As I journey my way here at Brooks School, I am frequently reminded of what I most loved about my last school: my students. The were by far the joy of my teaching/coaching life at Houston Christian. And though I will develop the same relationships here at Brooks, I am always happy to know that they gained a great deal from me. Below is an essay a student wrote about here experience in my courses. Thank you Courtney Smith.
Hey Mr. Carson! We’re learning about banking vs. liberated education and had to respond to a forum that assigned – ” Write two paragraphs about a memorable learning experience (good or bad) and analyze whether it represented banking education, liberated education, or a mixture.” I wrote about your class and just thought I’d share it with you! Your new students don’t know how lucky they are!! Miss ya!
Only knowing what it was like to attend a private school, it was a complete normality to have classes taught with a combination of banking and liberated education. However, I had no idea what to expect walking into my AP US History class my junior year. Freshman and Sophomore year my classes typically had Socratic seminars once a week, but they were planned and the facilitator knew ahead of time. My teacher, Mr. Carson was about to change my view on how I enjoyed classes the best. A typical day looked like us coming into class and him handing us note cards with a number on them, the tables were shaped in a square and we sat in the corresponding seat to our number. Eventually we were phased out of the note cards, as we soon enjoyed switching seats and sitting by new people every class. Carson would sit down with us at the table, pass around an attendance sheet (here he would track our participation), and would start off the conversation. We all had reading the class before and we would discuss it, analyze it, and learn how to truly grasp the ideas.
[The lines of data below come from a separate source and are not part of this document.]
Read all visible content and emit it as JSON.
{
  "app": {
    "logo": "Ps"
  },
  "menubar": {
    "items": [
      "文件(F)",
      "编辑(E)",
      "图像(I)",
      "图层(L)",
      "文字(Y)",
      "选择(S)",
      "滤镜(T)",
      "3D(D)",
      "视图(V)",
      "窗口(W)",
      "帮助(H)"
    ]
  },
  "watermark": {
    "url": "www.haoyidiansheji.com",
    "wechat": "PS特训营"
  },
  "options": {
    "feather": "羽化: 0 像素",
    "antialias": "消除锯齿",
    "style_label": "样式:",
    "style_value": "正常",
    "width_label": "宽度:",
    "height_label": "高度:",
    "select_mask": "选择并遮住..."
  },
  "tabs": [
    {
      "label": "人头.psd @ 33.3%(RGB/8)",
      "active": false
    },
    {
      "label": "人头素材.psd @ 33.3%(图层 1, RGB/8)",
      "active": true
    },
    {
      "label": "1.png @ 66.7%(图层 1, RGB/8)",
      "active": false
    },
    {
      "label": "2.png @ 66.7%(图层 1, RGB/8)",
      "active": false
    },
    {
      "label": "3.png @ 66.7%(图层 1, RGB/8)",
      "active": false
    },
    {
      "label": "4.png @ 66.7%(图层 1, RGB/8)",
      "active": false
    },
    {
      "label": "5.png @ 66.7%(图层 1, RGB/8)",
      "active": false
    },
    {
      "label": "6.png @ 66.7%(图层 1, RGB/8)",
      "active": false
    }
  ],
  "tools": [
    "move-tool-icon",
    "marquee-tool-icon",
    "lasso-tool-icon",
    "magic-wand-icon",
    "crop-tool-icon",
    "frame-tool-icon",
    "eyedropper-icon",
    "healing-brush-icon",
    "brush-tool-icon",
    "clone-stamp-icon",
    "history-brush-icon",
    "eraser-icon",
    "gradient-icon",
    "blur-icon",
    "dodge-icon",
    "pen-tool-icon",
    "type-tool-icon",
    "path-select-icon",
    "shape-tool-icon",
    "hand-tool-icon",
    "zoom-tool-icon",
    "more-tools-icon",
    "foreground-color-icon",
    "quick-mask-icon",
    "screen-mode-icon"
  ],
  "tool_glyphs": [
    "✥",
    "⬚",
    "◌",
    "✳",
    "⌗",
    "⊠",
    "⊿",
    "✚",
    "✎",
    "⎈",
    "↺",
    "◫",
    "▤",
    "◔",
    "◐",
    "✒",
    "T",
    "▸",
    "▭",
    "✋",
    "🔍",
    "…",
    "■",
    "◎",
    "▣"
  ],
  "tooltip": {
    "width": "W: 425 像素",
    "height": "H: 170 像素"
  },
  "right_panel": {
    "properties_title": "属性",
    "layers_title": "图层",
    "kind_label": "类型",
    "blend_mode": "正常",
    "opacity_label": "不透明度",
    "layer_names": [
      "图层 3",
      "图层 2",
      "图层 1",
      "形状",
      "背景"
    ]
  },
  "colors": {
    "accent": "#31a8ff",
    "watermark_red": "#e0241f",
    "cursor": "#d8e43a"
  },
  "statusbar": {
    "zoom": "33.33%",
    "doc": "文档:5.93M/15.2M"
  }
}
History was always an interest of mine, but Carson turned it into an experience, something to be involved in, and made the students passionate about learning more. His passion about history fed into ours and he inspired us to love it. Class discussions where we led the conversation (and often resulted in debates) helped us learn other classmate’s views and expand our own understanding. I think Carson got something that other teachers in my school didn’t. He could have lectured us and had us memorize the material, make good test grades, and be semi-interested in class. Instead he saw the value of discussion, which helped us truly understand and remember the material (that we would need to keep in our heads for our AP test in the spring, not just the test in a week). My favorite thing of all though is that he didn’t show off his knowledge. He is one of the writers of the national AP European exam, yet he allowed us to take the reigns of the class. He didn’t correct us immediately, but let us find the answers, and when necessary would chime in. He would sit with us, which made us feel completely comfortable to talk about anything because it was like he was one of us. Carson would also let us go on tangents and discuss completely random things, and he enjoyed it. My two years with Mr. Carson inspired me to learn more. I think it’s fairly obvious that he displayed the Harkness Method and in turn, liberated education. Freire said that, “[those truly committed to liberation] must abandon the educational goal of deposit-making and replace it with the posing of the problems of human beings in their relations with the world.” I believe that in some subjects banking education is the most beneficial, however in many classes I think it’s important to have liberated education. The world is not looking for more memorizers.
Personally, I believe that if I graduated college, only having memorized my entire way through, a future job is not going to look that spectacular for me. What businesses need today are problem solvers who can think on their own and remember what is essential, not adults who memorize their way through everything and forget it several weeks later. I personally believe, and I think my history teacher did as well, that liberated education prepares a student for the real world, helps inspire passion for learning more, and allows us to analyze and think about other situations and viewpoints.